I also believe police officers and to some extent firefighters should be required to pass a physical test every year. Not so much with EMS, since they can pretty much do their job and still be out of shape. But like another poster has mentioned police officers, unlike the military, do not get paid to work out. That is done on their own time. And if you look at their work schedule, they don't have much free time. They work 12.5 hour shifts which leaves 11.5 hours to sleep and spend time with their family. Suppose they go to the gym for 1.5 hours, now they only have 10hrs of free time. If you figure in the drive time to and from work and to and from the gym along with taking a shower, that's easily another hour. Now you are down to 9 hours. Now they have to eat which if you take into consideration fixing the food, eating, and then cleaning up, that will take about another hour. So now they are left with 8 hours. If the officer has a family, he needs to spend some time with them. And he has to get some sleep. So you can see why some officers might be out of shape. That doesn't excuse those that are grossly out of shape though. I know officers don't have much time to eat healthy while working, but there is no excuse to let yourself get so out of shape that you cannot run a hundred yards. I disagree with those commercials that say 20 min. workouts 3 times a week will keep you in shape. It takes more than that. And there is no reason anyone cannot keep themselves somewhat fit...at least fit enough to perform their duties.

RDU police

The police department at the Raleigh-Durham airport are in a tough position. 11 officers failed a fitness test and get one re-test.

RDU Police


That's the key!

You pay them for the time they spend working out but you then come down on them like a ton of bricks when they can't pass the physical fitness test. You make it a "condition of continued employment." BTW, I am ASTOUNDED that anyone with a discernible pulse could fail that test....

That works

Sounds good to me...but do you think the citizens of any county are willing to pay for these officer to workout? Not a chance

What they don't know....

The scheduling isn't easy, but you can give a guy three hours out of his forty to work out....especially if you have a good gym in the station. You can equip a good gym for a mid-size department for less than $25k....and the road is free! Heck, rotating shifts on bike patrol could be a good start in an urban PD. Plus, you don't necessarily "lose them" if they're on the working out on the road. Running and riding a bike don't preclude carrying your shield, a radio, and your piece. After I ran into the "two Rottweilers and a Chow gang," I started carrying a Smith 3513 and my ID when I work out. The problem is that we need to change the mindset, totally. We need to convince everyone, across the board, citizens, politicians, chiefs, and officers, that working out and staying in shape is as much s part of the job as writing a citation or making an arrest. The same goes for firemen.

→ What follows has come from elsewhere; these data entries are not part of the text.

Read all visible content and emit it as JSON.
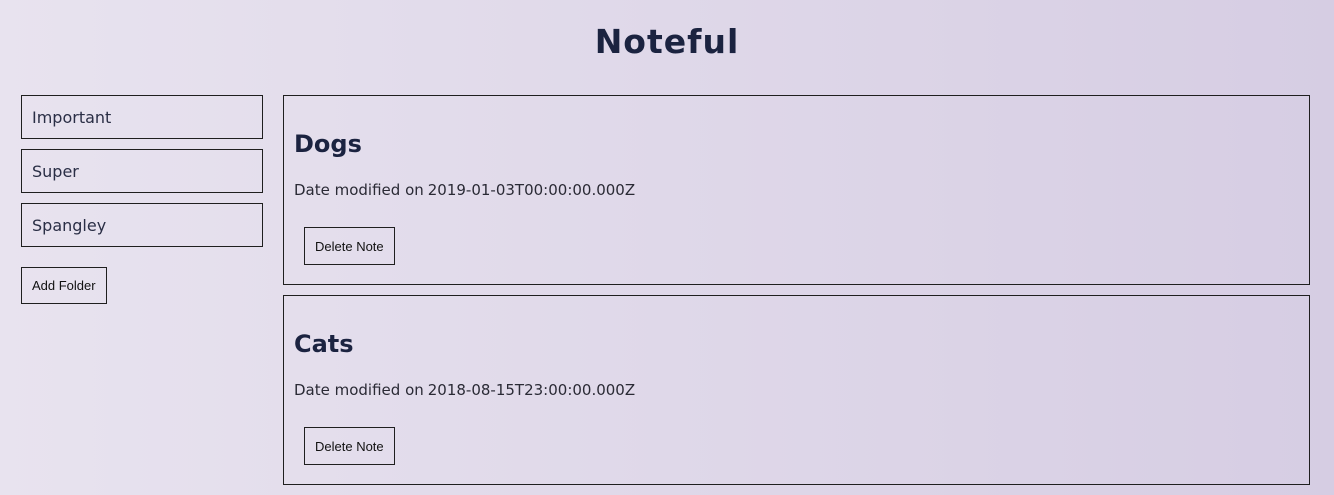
{
  "header": {
    "title": "Noteful"
  },
  "sidebar": {
    "folders": [
      {
        "label": "Important"
      },
      {
        "label": "Super"
      },
      {
        "label": "Spangley"
      }
    ],
    "add_folder_label": "Add Folder"
  },
  "notes": [
    {
      "title": "Dogs",
      "date_prefix": "Date modified on",
      "date": "2019-01-03T00:00:00.000Z",
      "delete_label": "Delete Note"
    },
    {
      "title": "Cats",
      "date_prefix": "Date modified on",
      "date": "2018-08-15T23:00:00.000Z",
      "delete_label": "Delete Note"
    }
  ],
  "colors": {
    "title": "#1b2340",
    "border": "#1f1f1f",
    "background_start": "#e8e3ef",
    "background_end": "#d6cde3"
  }
}
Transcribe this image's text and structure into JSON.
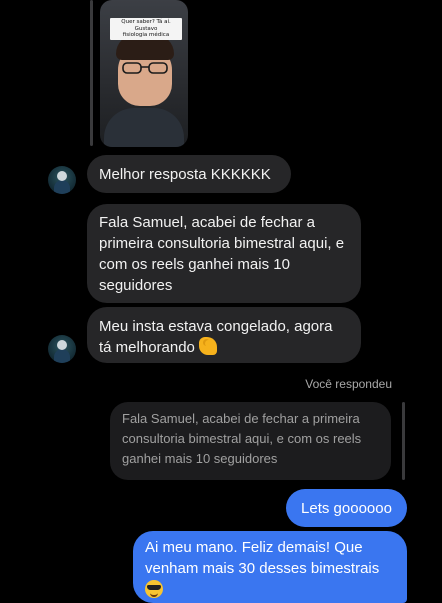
{
  "reel": {
    "caption_line1": "Quer saber? Tá aí. Gustavo",
    "caption_line2": "fisiologia médica"
  },
  "messages": [
    {
      "id": "m1",
      "direction": "incoming",
      "text": "Melhor resposta KKKKKK"
    },
    {
      "id": "m2",
      "direction": "incoming",
      "text": "Fala Samuel, acabei de fechar a primeira consultoria bimestral aqui, e com os reels ganhei mais 10 seguidores"
    },
    {
      "id": "m3",
      "direction": "incoming",
      "text": "Meu insta estava congelado, agora tá melhorando",
      "emoji": "flexed-biceps"
    }
  ],
  "reply": {
    "label": "Você respondeu",
    "quoted_text": "Fala Samuel, acabei de fechar a primeira consultoria bimestral aqui, e com os reels ganhei mais 10 seguidores"
  },
  "outgoing": [
    {
      "id": "o1",
      "text": "Lets goooooo"
    },
    {
      "id": "o2",
      "text": "Ai meu mano. Feliz demais! Que venham mais 30 desses bimestrais",
      "emoji": "smiling-face-with-sunglasses"
    }
  ],
  "colors": {
    "background": "#000000",
    "incoming_bubble": "#262628",
    "outgoing_bubble": "#3a76f0",
    "quoted_bubble": "#1c1c1e"
  }
}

I completely

I completely agree...officers should be paid an additional 3 hrs a week to work out. That's not too much to ask. That would give officers 4-45 minute workouts a week. And people will be surprised what that small amount of time can do for a person